Task to carry out :: Would you print all of the records below exactly, without skipping any?

##### Given information

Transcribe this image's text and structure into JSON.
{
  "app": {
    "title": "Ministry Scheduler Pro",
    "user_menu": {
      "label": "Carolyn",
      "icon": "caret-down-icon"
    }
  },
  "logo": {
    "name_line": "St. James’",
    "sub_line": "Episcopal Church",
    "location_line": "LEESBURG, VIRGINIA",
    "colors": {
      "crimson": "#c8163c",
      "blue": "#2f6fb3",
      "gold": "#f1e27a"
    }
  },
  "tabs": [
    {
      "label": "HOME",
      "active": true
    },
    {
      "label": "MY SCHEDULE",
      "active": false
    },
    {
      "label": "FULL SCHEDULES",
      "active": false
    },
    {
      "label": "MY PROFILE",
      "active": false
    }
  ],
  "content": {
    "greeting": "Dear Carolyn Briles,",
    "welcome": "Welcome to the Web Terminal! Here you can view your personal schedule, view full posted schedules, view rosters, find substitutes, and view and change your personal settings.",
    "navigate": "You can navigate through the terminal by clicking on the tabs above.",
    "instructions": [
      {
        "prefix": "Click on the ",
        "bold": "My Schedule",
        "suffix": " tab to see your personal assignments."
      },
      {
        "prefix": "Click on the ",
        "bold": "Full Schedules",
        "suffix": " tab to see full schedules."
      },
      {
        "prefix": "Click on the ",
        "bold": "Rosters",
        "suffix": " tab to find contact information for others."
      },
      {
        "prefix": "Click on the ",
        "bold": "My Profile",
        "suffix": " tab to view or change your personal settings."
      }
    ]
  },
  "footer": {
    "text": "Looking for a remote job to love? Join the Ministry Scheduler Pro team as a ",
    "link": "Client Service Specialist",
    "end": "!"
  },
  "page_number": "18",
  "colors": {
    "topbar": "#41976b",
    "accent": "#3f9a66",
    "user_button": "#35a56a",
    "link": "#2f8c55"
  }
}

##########

Answer to this problem ::
Transcribe this image's text and structure into JSON.
{
  "app": {
    "title": "Ministry Scheduler Pro",
    "user_menu": {
      "label": "Carolyn",
      "icon": "caret-down-icon"
    }
  },
  "logo": {
    "name_line": "St. James’",
    "sub_line": "Episcopal Church",
    "location_line": "LEESBURG, VIRGINIA",
    "colors": {
      "crimson": "#c8163c",
      "blue": "#2f6fb3",
      "gold": "#f1e27a"
    }
  },
  "tabs": [
    {
      "label": "HOME",
      "active": true
    },
    {
      "label": "MY SCHEDULE",
      "active": false
    },
    {
      "label": "FULL SCHEDULES",
      "active": false
    },
    {
      "label": "MY PROFILE",
      "active": false
    }
  ],
  "content": {
    "greeting": "Dear Carolyn Briles,",
    "welcome": "Welcome to the Web Terminal! Here you can view your personal schedule, view full posted schedules, view rosters, find substitutes, and view and change your personal settings.",
    "navigate": "You can navigate through the terminal by clicking on the tabs above.",
    "instructions": [
      {
        "prefix": "Click on the ",
        "bold": "My Schedule",
        "suffix": " tab to see your personal assignments."
      },
      {
        "prefix": "Click on the ",
        "bold": "Full Schedules",
        "suffix": " tab to see full schedules."
      },
      {
        "prefix": "Click on the ",
        "bold": "Rosters",
        "suffix": " tab to find contact information for others."
      },
      {
        "prefix": "Click on the ",
        "bold": "My Profile",
        "suffix": " tab to view or change your personal settings."
      }
    ]
  },
  "footer": {
    "text": "Looking for a remote job to love? Join the Ministry Scheduler Pro team as a ",
    "link": "Client Service Specialist",
    "end": "!"
  },
  "page_number": "18",
  "colors": {
    "topbar": "#41976b",
    "accent": "#3f9a66",
    "user_button": "#35a56a",
    "link": "#2f8c55"
  }
}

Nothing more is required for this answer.